Separate grounded power outlet

An electrician will install some extra outlets outside for lights and a heater. This will connected to a separate grounded power group.

Just curious; would it be worthwile to have him install another separate group/power outlets for my audio?

Currently my audio is connected with a power strip to just one ungrounded outlet, not on a separate group - without problems. (My house is from the seventies - and only kitchen/bathroom outlets are grounded)

Short answer - yes. I have a dedicated single twenty (20) amp circuit with 10 gauge wire. I’m in the United States, 120v. It’s more than sufficient for my setup. Do you have hungry amps? I believe you’re in the UK? Maybe someone from Europe can weigh in.

1 Like

Hi Netspecht-2 (are you perhaps Dutch :wink: ?)

I have a PSAudio 250/Krell222 pre/DSDDac and PWT in my set. I am in The Netherlands

United States. Specht in my case is German, but on the maternal Grandmother side, there is some Dutch background.

I don’t want to weigh in on 230v capacity. Are you using a power plant to show how much you’re drawing?

Hi again Netspecht-2,

No I used to have a PSApowerplant… it died a few years ago after 8 years use.
But I don’t think there is any capacity problem; just thinking grounding of the set may be safer and perhaps also can have a positive effect SQ wise.
I did experience better sound using a powerplant for a few years, but that’s gone now.
Buying a new one is not yet in the pipeline!

I’d definitely install a dedicated circuit - especially having the electrician there. The house call is the expensive part. A dedicated circuit will also separate your other household items lights, dimmers, etc, off the circuit. The BHK 250 looks to be a hungry amp. My stuff isn’t - W4S multichannel Class D amp.

You could also give PS Audio a call in around eight hours and ask their engineers what size circuit they’d recommend…

Thank you for your reaction. I may be able to sell the extra costs to my wife as a matter of ‘safety’… ha!

1 Like

One of those things “you’d wished you had done, if you didn’t.” Good luck.

PS: It’s better to seek forgiveness, than to ask permission…

I have done it and strongly recommend two home run 20 amp circuits with 10 AWG copper wire into Hubbell 8300 series outlets. You can upgrade to other outlets for additional expense. A home run is basically a direct feed from the outlet to the distribution panel with no other loads on the circuit; one continuous cable pull from the panel. Make sure both circuits are fed from the same phase in the panel. If you upgrade the panel go with SquareD QO series.

1 Like

Hi Weedeewop - I feed all gear through one extension block in one outlet; so why do I need 2 lines?
Still need to make final appointment with electrician so your input is appreciated.

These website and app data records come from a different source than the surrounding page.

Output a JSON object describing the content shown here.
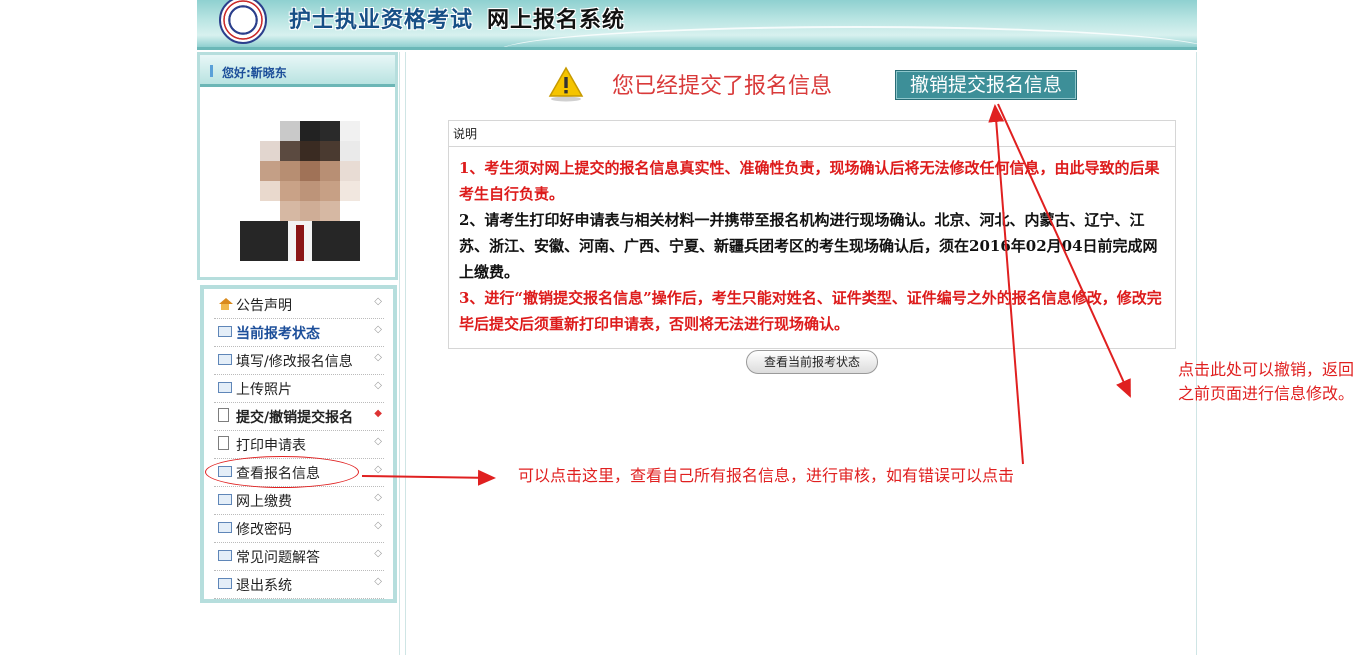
{
  "header": {
    "title": "护士执业资格考试",
    "subtitle": "网上报名系统"
  },
  "user": {
    "greeting": "您好:靳晓东"
  },
  "menu": {
    "items": [
      {
        "label": "公告声明",
        "icon": "home-icon"
      },
      {
        "label": "当前报考状态",
        "icon": "card-icon"
      },
      {
        "label": "填写/修改报名信息",
        "icon": "card-icon"
      },
      {
        "label": "上传照片",
        "icon": "card-icon"
      },
      {
        "label": "提交/撤销提交报名",
        "icon": "document-icon"
      },
      {
        "label": "打印申请表",
        "icon": "document-icon"
      },
      {
        "label": "查看报名信息",
        "icon": "card-icon"
      },
      {
        "label": "网上缴费",
        "icon": "card-icon"
      },
      {
        "label": "修改密码",
        "icon": "card-icon"
      },
      {
        "label": "常见问题解答",
        "icon": "card-icon"
      },
      {
        "label": "退出系统",
        "icon": "card-icon"
      }
    ]
  },
  "main": {
    "status_message": "您已经提交了报名信息",
    "revoke_button": "撤销提交报名信息",
    "info_title": "说明",
    "paragraphs": [
      "1、考生须对网上提交的报名信息真实性、准确性负责，现场确认后将无法修改任何信息，由此导致的后果考生自行负责。",
      "2、请考生打印好申请表与相关材料一并携带至报名机构进行现场确认。北京、河北、内蒙古、辽宁、江苏、浙江、安徽、河南、广西、宁夏、新疆兵团考区的考生现场确认后，须在2016年02月04日前完成网上缴费。",
      "3、进行“撤销提交报名信息”操作后，考生只能对姓名、证件类型、证件编号之外的报名信息修改，修改完毕后提交后须重新打印申请表，否则将无法进行现场确认。"
    ],
    "status_button": "查看当前报考状态"
  },
  "annotations": {
    "left_note": "可以点击这里，查看自己所有报名信息，进行审核，如有错误可以点击",
    "right_note": "点击此处可以撤销，返回之前页面进行信息修改。"
  },
  "colors": {
    "accent": "#3d8f98",
    "warning_text": "#d93a3a",
    "annotation": "#e02020",
    "frame": "#b6dedd"
  }
}
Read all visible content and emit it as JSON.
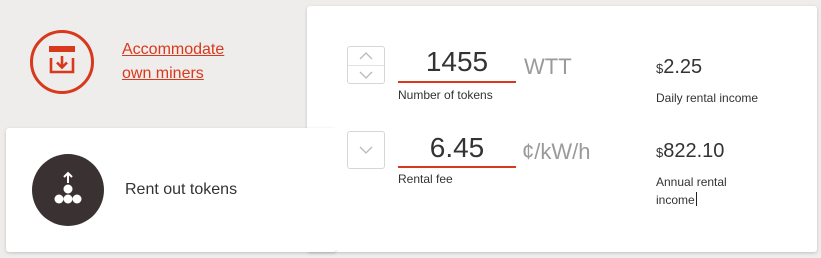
{
  "options": {
    "accommodate": {
      "label_line1": "Accommodate",
      "label_line2": "own miners",
      "icon": "download-tray-icon"
    },
    "rent_out": {
      "label": "Rent out tokens",
      "icon": "upload-coins-icon"
    }
  },
  "calculator": {
    "tokens": {
      "value": "1455",
      "unit": "WTT",
      "label": "Number of tokens"
    },
    "fee": {
      "value": "6.45",
      "unit": "¢/kW/h",
      "label": "Rental fee"
    }
  },
  "results": {
    "daily": {
      "currency": "$",
      "amount": "2.25",
      "label": "Daily rental income"
    },
    "annual": {
      "currency": "$",
      "amount": "822.10",
      "label_line1": "Annual rental",
      "label_line2": "income"
    }
  },
  "colors": {
    "accent": "#d8391c",
    "dark_circle": "#3a3232",
    "background": "#efedeb"
  }
}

I’d do two since you already have an electrician engaged. It will depend on what components you are powering, and how many. I would also depend to some degree on what power block you are using. I lean towards one feed for the amplifier, and one for the source components. If you are mixing analog and digital you may need additional considerations with regenerators and or conditioners.

Thanks Weedeewop, I’'ll think about it :wink:

Just throwing this in the mix, I have a single 20A-1P circuit for my system and it works perfectly fine. However, adding a second 20A-1P circuit only takes one more conductor (you can share the same neutral on opposite phases: yes, I hear gasps of “that will degrade the sound”) and one more space in your panelboard for another circuit breaker. Just food for thought.

@amsco15: Thank you, but a bit too much food… decisions, decisions…